Work order: Apart from the pictures, every entry should be reproduced exactly.

..............................

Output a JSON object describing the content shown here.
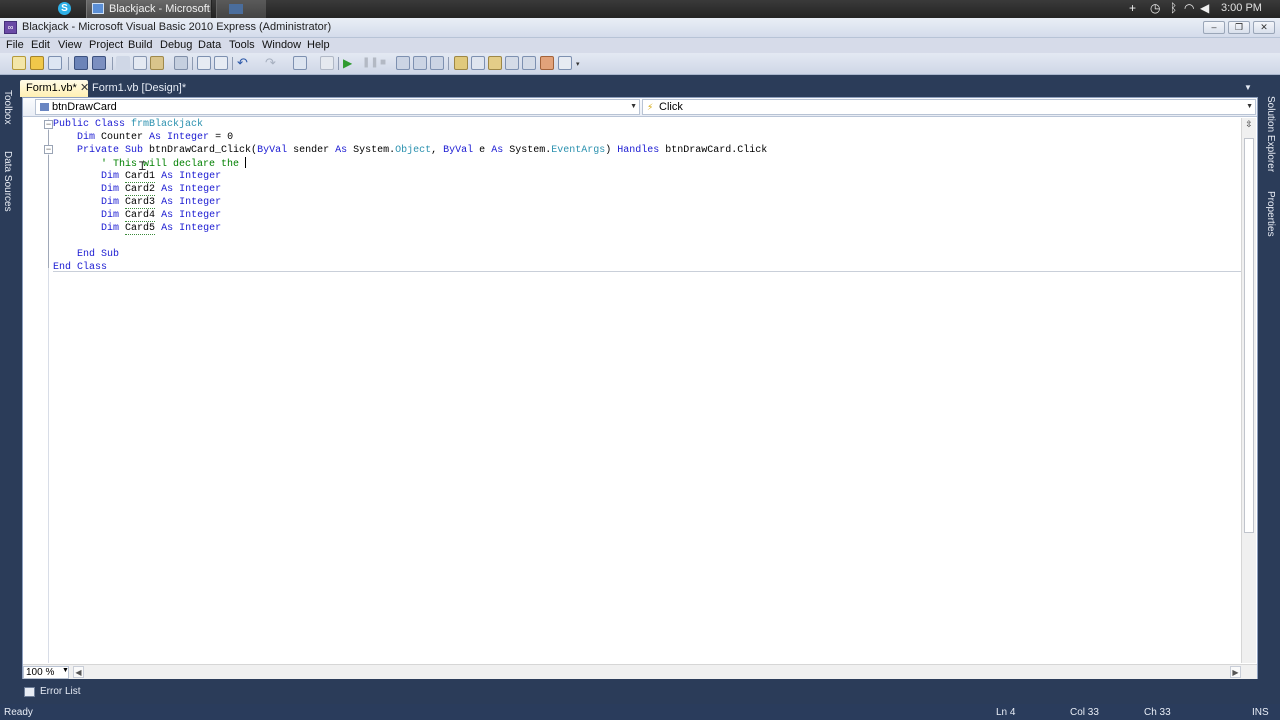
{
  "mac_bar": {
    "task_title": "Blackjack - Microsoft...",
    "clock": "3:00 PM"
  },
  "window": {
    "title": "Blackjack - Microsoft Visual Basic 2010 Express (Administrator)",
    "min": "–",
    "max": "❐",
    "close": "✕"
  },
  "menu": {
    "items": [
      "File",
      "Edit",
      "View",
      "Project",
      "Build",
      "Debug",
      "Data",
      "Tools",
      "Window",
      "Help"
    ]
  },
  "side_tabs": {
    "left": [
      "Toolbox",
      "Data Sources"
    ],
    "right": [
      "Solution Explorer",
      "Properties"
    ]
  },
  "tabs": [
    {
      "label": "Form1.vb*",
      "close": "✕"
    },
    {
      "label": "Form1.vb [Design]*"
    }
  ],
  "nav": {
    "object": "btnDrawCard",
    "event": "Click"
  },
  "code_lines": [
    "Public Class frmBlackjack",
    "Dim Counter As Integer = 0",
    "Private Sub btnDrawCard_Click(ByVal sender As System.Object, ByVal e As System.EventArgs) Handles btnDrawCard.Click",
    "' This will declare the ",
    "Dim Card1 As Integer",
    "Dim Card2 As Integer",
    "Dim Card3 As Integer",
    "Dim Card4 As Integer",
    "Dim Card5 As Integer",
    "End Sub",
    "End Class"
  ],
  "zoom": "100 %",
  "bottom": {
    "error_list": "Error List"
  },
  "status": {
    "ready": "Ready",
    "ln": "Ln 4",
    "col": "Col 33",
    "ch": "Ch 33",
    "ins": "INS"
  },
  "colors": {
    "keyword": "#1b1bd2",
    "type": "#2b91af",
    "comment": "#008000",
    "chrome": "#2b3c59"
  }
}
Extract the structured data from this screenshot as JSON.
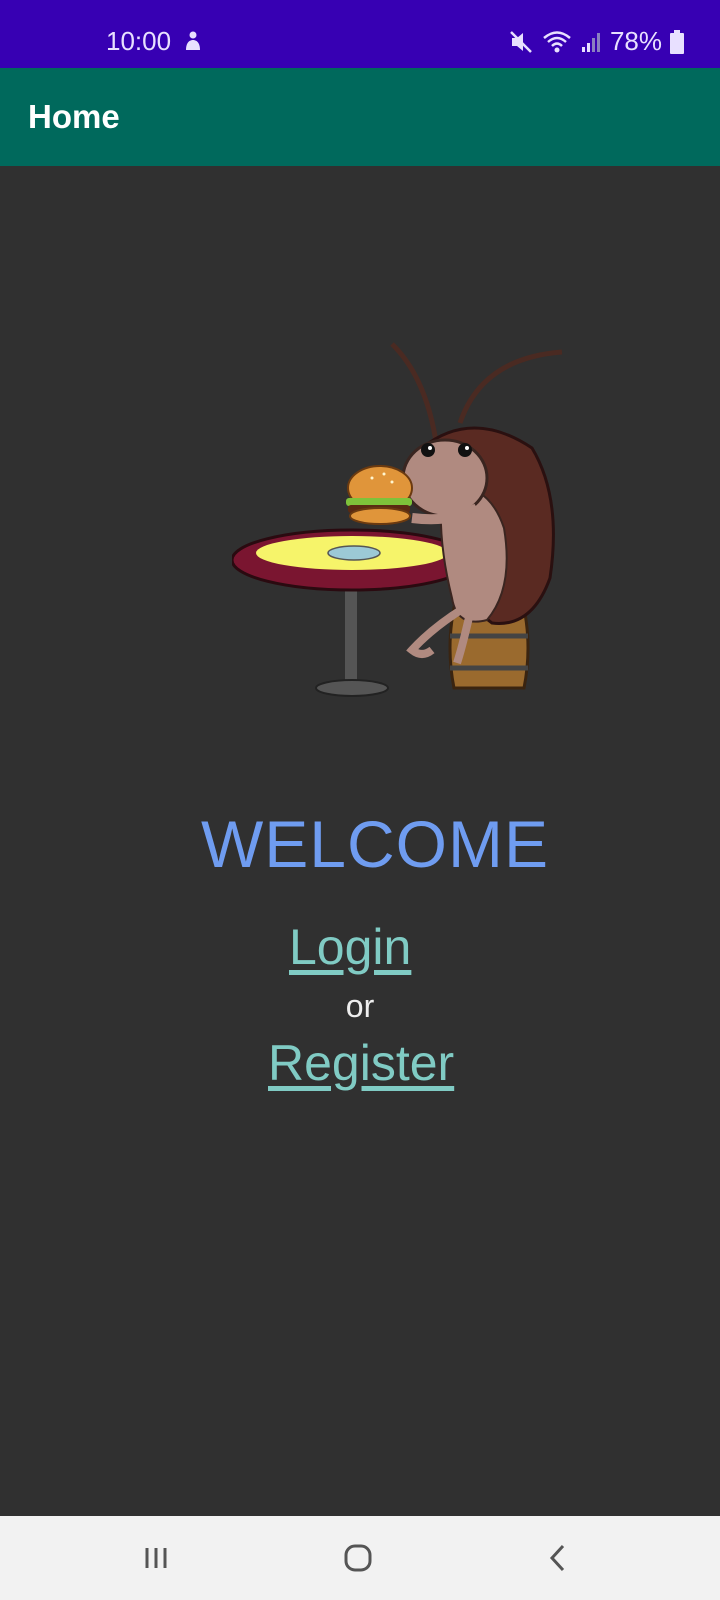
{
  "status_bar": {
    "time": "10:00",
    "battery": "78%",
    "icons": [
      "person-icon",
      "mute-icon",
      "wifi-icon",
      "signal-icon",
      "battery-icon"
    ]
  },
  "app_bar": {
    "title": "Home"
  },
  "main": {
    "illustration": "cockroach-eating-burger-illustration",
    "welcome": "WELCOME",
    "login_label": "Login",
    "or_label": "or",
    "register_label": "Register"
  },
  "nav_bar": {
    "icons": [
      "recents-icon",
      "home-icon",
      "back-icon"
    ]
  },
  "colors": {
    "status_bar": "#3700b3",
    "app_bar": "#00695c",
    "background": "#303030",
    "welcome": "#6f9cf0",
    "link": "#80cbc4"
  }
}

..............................

Answer to the exercise:
Output a JSON object describing the content shown here.
{
  "mac_bar": {
    "task_title": "Blackjack - Microsoft...",
    "clock": "3:00 PM"
  },
  "window": {
    "title": "Blackjack - Microsoft Visual Basic 2010 Express (Administrator)",
    "min": "–",
    "max": "❐",
    "close": "✕"
  },
  "menu": {
    "items": [
      "File",
      "Edit",
      "View",
      "Project",
      "Build",
      "Debug",
      "Data",
      "Tools",
      "Window",
      "Help"
    ]
  },
  "side_tabs": {
    "left": [
      "Toolbox",
      "Data Sources"
    ],
    "right": [
      "Solution Explorer",
      "Properties"
    ]
  },
  "tabs": [
    {
      "label": "Form1.vb*",
      "close": "✕"
    },
    {
      "label": "Form1.vb [Design]*"
    }
  ],
  "nav": {
    "object": "btnDrawCard",
    "event": "Click"
  },
  "code_lines": [
    "Public Class frmBlackjack",
    "Dim Counter As Integer = 0",
    "Private Sub btnDrawCard_Click(ByVal sender As System.Object, ByVal e As System.EventArgs) Handles btnDrawCard.Click",
    "' This will declare the ",
    "Dim Card1 As Integer",
    "Dim Card2 As Integer",
    "Dim Card3 As Integer",
    "Dim Card4 As Integer",
    "Dim Card5 As Integer",
    "End Sub",
    "End Class"
  ],
  "zoom": "100 %",
  "bottom": {
    "error_list": "Error List"
  },
  "status": {
    "ready": "Ready",
    "ln": "Ln 4",
    "col": "Col 33",
    "ch": "Ch 33",
    "ins": "INS"
  },
  "colors": {
    "keyword": "#1b1bd2",
    "type": "#2b91af",
    "comment": "#008000",
    "chrome": "#2b3c59"
  }
}
Extract the structured data from this screenshot as JSON.
{
  "status_bar": {
    "time": "10:00",
    "battery": "78%",
    "icons": [
      "person-icon",
      "mute-icon",
      "wifi-icon",
      "signal-icon",
      "battery-icon"
    ]
  },
  "app_bar": {
    "title": "Home"
  },
  "main": {
    "illustration": "cockroach-eating-burger-illustration",
    "welcome": "WELCOME",
    "login_label": "Login",
    "or_label": "or",
    "register_label": "Register"
  },
  "nav_bar": {
    "icons": [
      "recents-icon",
      "home-icon",
      "back-icon"
    ]
  },
  "colors": {
    "status_bar": "#3700b3",
    "app_bar": "#00695c",
    "background": "#303030",
    "welcome": "#6f9cf0",
    "link": "#80cbc4"
  }
}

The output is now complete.